In addition, the article makes no mention of the so-called extractives of heartwood timber, which often characterise the species and must also contribute to the smoking process. These include a wide variety of organic molecules (such as tannins in flavonoids), mostly phenolic, some of which must be beneficial to the end flavour of the smoked product. Presumably, this is why oak timber in the UK is favoured for smoking. 

Recently, much has been made of the carcinogenic possibilities arising from smoked products. It would have been instructive if this topic had also been covered.

Reginald Orsler CChem FRSC
Prince’s Risborough, UK

Boron doesn’t blast off
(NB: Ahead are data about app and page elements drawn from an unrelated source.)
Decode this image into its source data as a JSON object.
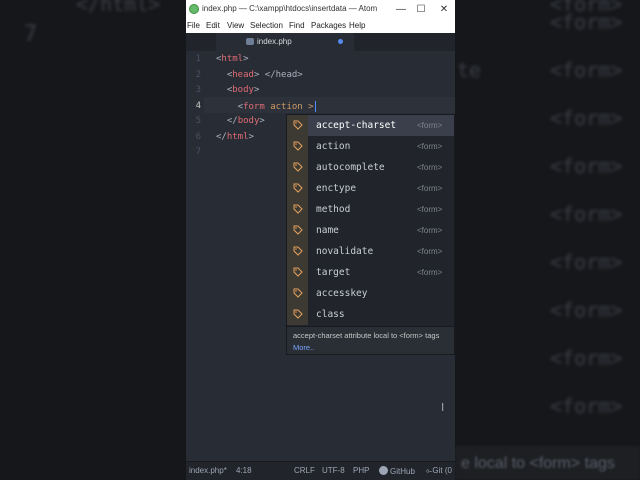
{
  "background": {
    "left_fragments": [
      "</html>",
      "7"
    ],
    "right_fragments": [
      "<form>",
      "<form>",
      "te",
      "<form>",
      "<form>",
      "<form>",
      "<form>",
      "<form>",
      "<form>",
      "<form>",
      "<form>"
    ],
    "bottom_caption": "e local to <form> tags"
  },
  "window": {
    "title": "index.php — C:\\xampp\\htdocs\\insertdata — Atom",
    "controls": {
      "minimize": "—",
      "maximize": "☐",
      "close": "✕"
    },
    "menu": [
      "File",
      "Edit",
      "View",
      "Selection",
      "Find",
      "Packages",
      "Help"
    ]
  },
  "tab": {
    "label": "index.php",
    "modified": true
  },
  "editor": {
    "line_numbers": [
      "1",
      "2",
      "3",
      "4",
      "5",
      "6",
      "7"
    ],
    "active_line": "4",
    "lines": [
      {
        "open": "<",
        "name": "html",
        "close": ">",
        "rest": ""
      },
      {
        "open": "  <",
        "name": "head",
        "close": ">",
        "rest": " </head>"
      },
      {
        "open": "  <",
        "name": "body",
        "close": ">",
        "rest": ""
      },
      {
        "open": "    <",
        "name": "form",
        "close": "",
        "rest": " action >"
      },
      {
        "open": "  </",
        "name": "body",
        "close": ">",
        "rest": ""
      },
      {
        "open": "</",
        "name": "html",
        "close": ">",
        "rest": ""
      },
      {
        "open": "",
        "name": "",
        "close": "",
        "rest": ""
      }
    ]
  },
  "autocomplete": {
    "items": [
      {
        "label": "accept-charset",
        "right": "<form>",
        "selected": true
      },
      {
        "label": "action",
        "right": "<form>"
      },
      {
        "label": "autocomplete",
        "right": "<form>"
      },
      {
        "label": "enctype",
        "right": "<form>"
      },
      {
        "label": "method",
        "right": "<form>"
      },
      {
        "label": "name",
        "right": "<form>"
      },
      {
        "label": "novalidate",
        "right": "<form>"
      },
      {
        "label": "target",
        "right": "<form>"
      },
      {
        "label": "accesskey",
        "right": ""
      },
      {
        "label": "class",
        "right": ""
      }
    ],
    "description": "accept-charset attribute local to <form> tags",
    "more": "More.."
  },
  "statusbar": {
    "file": "index.php*",
    "position": "4:18",
    "line_ending": "CRLF",
    "encoding": "UTF-8",
    "grammar": "PHP",
    "github": "GitHub",
    "git": "Git (0"
  },
  "colors": {
    "editor_bg": "#282c34",
    "tag": "#e06c75",
    "attribute": "#d19a66",
    "accent": "#568af2"
  }
}
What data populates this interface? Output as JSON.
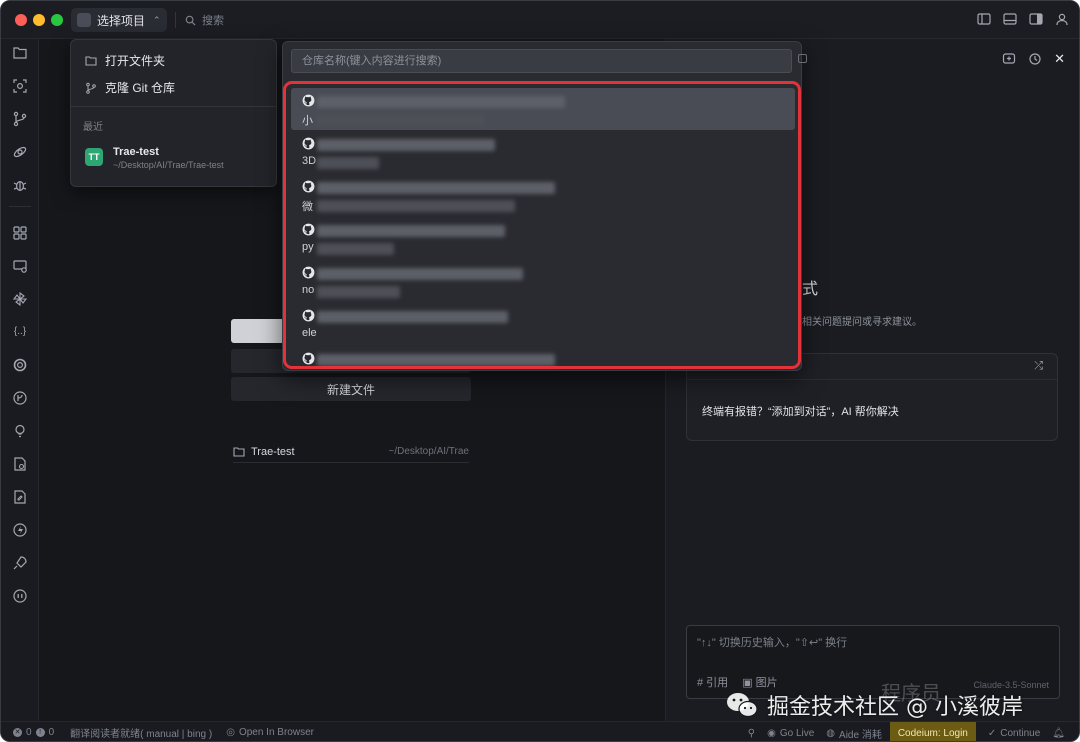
{
  "titlebar": {
    "project_button": "选择项目",
    "search_label": "搜索"
  },
  "project_menu": {
    "open_folder": "打开文件夹",
    "clone_repo": "克隆 Git 仓库",
    "recent_heading": "最近",
    "recent": [
      {
        "avatar": "TT",
        "name": "Trae-test",
        "path": "~/Desktop/AI/Trae/Trae-test"
      }
    ]
  },
  "repo_picker": {
    "search_placeholder": "仓库名称(键入内容进行搜索)",
    "items": [
      {
        "prefix": "小",
        "selected": true
      },
      {
        "prefix": "3D",
        "selected": false
      },
      {
        "prefix": "微",
        "selected": false
      },
      {
        "prefix": "py",
        "selected": false
      },
      {
        "prefix": "no",
        "selected": false
      },
      {
        "prefix": "ele",
        "selected": false
      },
      {
        "prefix": "",
        "selected": false
      }
    ]
  },
  "left_pane": {
    "new_file_button": "新建文件",
    "recent_project": {
      "name": "Trae-test",
      "path": "~/Desktop/AI/Trae"
    }
  },
  "right_pane": {
    "title_fragment": "式",
    "subtitle_fragment": "相关问题提问或寻求建议。",
    "card_text": "终端有报错？“添加到对话”，AI 帮你解决",
    "input_placeholder": "\"↑↓\" 切换历史输入，\"⇧↩\" 换行",
    "tool_ref": "# 引用",
    "tool_image": "图片",
    "model": "Claude-3.5-Sonnet"
  },
  "statusbar": {
    "errors": "0",
    "warnings": "0",
    "translate_status": "翻译阅读者就绪( manual | bing )",
    "open_in_browser": "Open In Browser",
    "go_live": "Go Live",
    "aide": "Aide 消耗",
    "codeium": "Codeium: Login",
    "continue": "Continue"
  },
  "watermark": {
    "text": "掘金技术社区 @ 小溪彼岸",
    "background_text": "程序员"
  },
  "colors": {
    "highlight": "#e2333a",
    "codeium_bg": "#6b5b13",
    "avatar_green": "#2ea673"
  }
}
I was most interested to hear about the new green rocket fuel developed in China using borohydride-rich ionic liquids. It evoked memories of my boron hydride research under Norman Greenwood at Nottingham University, UK, in the early 1960s. 

Boron hydrides had been tested as rocket fuels because their heat of combustion was 50% higher than the corresponding weight of a hydrocarbon fuel. Theoretically, this considerably reduced the weight of fuel needed to have the same range as conventional rockets. However, it was soon realised that one of the two products of combustion was boron oxide, with a melting point of 450ºC, which formed a glassy deposit. 

Not only did the rocket’s thrust perform below expectations as the products were not all gases, but some of the boron oxide deposited on the edge of the exhaust and eventually blocked the thrust entirely.

I hope that the much lower concentration of boron in this new fuel won’t have the blockage problems of the previous rocket fuel experiments with boron hydrides. As the current researchers are finding, boron hydrides are hazardous compounds which can cause severe neurological problems, as well as showing instability in oxygen and water.

Paul Roebuck CChem FRSC
Nottingham, UK

Keeping your (reactor) cool

I was interested to read Wylfa Magnox, the UK’s oldest nuclear power plant and last to use gas-cooled reactors, has closed

While water-cooled designs have become common, gas-cooled and other non-water cooled reactors offer an important advantage: the higher outlet temperature of the coolant (heat transfer fluid) enables the production of steam with a higher temperature. The use of hotter steam in a turbine can greatly increase the efficiency of the plant.

In water-cooled designs, a series of precipitates (crud) can form on the fuel during normal use. The crud on boiling water reactor fuel is hematite (a-Fe2O3) and black spinel (MxFe3–xO4), while grey spinel (NixFe3–xO4) tends to form on pressurised water reactor fuel. The metals in the crud can become neutron-activated before migrating to other parts of the primary cooling loop. Here, the deposited radionuclides can increase worker dose during servicing. In a gas-cooled reactor this process, which causes radioactivity to migrate, does not exist. This could make servicing easier in a gas-cooled reactor.

One advantage water-cooled reactors have over the graphite designs is that the moderator can be changed with ease. One limitation on the life of a reactor is the neutron irradiation of the reactor’s pressure vessel; water-cooled reactors protect this with a layer of water. On the other hand, an important limiting factor for the graphite or gas reactors is the corrosion of graphite by CO2, which forms CO. As the core of a magnox plant is a series of interlocking graphite blocks it is not possible to change the moderator and thus extend the life of the reactor.

Mark Foreman CChem MRSC
Chalmers University of Technology, Sweden

Let’s dance

I enjoyed the news item on the ‘Dance your PhD’ competition, where chemists were using the medium of interpretive dance to describe their research. It is a shame there were only five entries in the chemistry category. 

Surely we could improve on that figure? Perhaps we could start by asking any PhD chemists we know to dance their work retrospectively, maybe during breaks or in the work canteen?

Ian Brooks 
Fife, UK